Ok great, we have ourselves a password database so let’s start populating it with our credentials. Go to
Entries → Add New Entry and you’ll arrive at:
The fields are straightforward; at the very least enter a Title (for organizing your database), Username, and generate a Password (more on that in a moment). The URL is just for convenience and I like to use Comment for notes about things like recovery keys, presence of security questions (and if so which random security question an entry uses), and any other relevant information. When you’re ready, click Gen to create a password; you’ll be greeted with a screen like:
This is where you get to optimize the password for this particular account’s requirements; most of the time you have a specific maximum length to adhere to any specific characters that aren’t allowed (I’d go on about why these should never be as strict as they sometimes are… but that’s out of our control unfortunately). Select as many character groups as your password input prompt will allow and try to select the maximum length (if you’re using Firefox or Chrome try right-clicking on the password entry field and select Inspect Element to see if
maxlength= is specified — that’s usually the same as their validation systems allow). Go ahead and enable entropy collection and select Generate:
Follow the prompt’s instructions; try to be as random as possible and jitter your mouse sporadically until the process is finished and your password is created. Hit OK,
File → Save Database for good measure, and input the new password in the form of interest. If it gives an error then change the length or character groups accordingly and regenerate it. Once you’ve added some accounts your database screen will look like this:
Icon 1 is used to copy a particular entry’s username to the clipboard while icon 2 is used to copy the password. Now you have a system that will let you log into any of your accounts by clicking just a few buttons and you’ve removed the burden of memorizing passwords almost entirely.
Alternatives to KeePassX
The way KeePassX works is similar to how other password databases (password managers) work. Take note of how KeePassX is open source, cross-platform, and offline-only; alternatives may differ in this regard. A quick Google search will turn up several alternative choices, but I’m going to very briefly highlight KeePass (as opposed to KeePassX) and LastPass which are both very popular and serve to illustrate some of these differences mentioned above.

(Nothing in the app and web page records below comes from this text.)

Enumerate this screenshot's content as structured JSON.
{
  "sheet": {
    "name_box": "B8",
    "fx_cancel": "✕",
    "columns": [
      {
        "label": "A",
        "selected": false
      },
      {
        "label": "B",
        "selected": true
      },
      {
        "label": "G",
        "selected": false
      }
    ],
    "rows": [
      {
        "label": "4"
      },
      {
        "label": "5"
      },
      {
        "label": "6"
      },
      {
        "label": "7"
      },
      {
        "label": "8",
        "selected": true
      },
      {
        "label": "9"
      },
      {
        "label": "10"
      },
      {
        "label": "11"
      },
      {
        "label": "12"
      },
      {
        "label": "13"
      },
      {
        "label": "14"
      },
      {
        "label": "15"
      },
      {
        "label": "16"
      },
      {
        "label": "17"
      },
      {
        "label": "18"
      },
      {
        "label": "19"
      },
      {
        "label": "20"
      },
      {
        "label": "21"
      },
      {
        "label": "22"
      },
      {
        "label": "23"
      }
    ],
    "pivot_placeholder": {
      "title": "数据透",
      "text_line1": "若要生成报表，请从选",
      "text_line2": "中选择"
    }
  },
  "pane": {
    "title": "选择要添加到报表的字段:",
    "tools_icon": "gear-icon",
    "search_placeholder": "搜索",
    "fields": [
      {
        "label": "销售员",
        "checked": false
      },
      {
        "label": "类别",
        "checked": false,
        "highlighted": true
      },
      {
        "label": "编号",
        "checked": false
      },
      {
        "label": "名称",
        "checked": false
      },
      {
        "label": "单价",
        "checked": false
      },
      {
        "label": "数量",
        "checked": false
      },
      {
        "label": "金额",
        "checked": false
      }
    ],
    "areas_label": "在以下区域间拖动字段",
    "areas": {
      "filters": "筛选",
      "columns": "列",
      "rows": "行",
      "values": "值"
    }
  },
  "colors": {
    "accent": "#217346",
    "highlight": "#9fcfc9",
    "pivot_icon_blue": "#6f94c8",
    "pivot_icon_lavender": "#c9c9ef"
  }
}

KeePass is an offline-only OSS password manager developed for Windows. There are unofficial ports using the Mono platform for Linux, Mac OS X, and mobile platforms. Take note that KeePassX databases are compatible with KeePass databases.
LastPass is an online-only closed source password manager. The benefits of it being browser-based are convenience, inherent cross-platform capabilities, and not relying on the security of your local machine to secure your passwords. On the other hand it’s closed source so the platform’s security cannot be publicly audited; in spite of this there has only been one major vulnerability associated with it based on an XSS vulnerability, but there were no confirmed cases of credentials being compromised. Also, instead of being able to take the security of your local machine into your own hands you must again trust the LastPass team for this part of security. Ultimately we sometimes choose to sacrifice some amount of safety in exchange for some convenience and it’s up to the individual where the greatest value lies.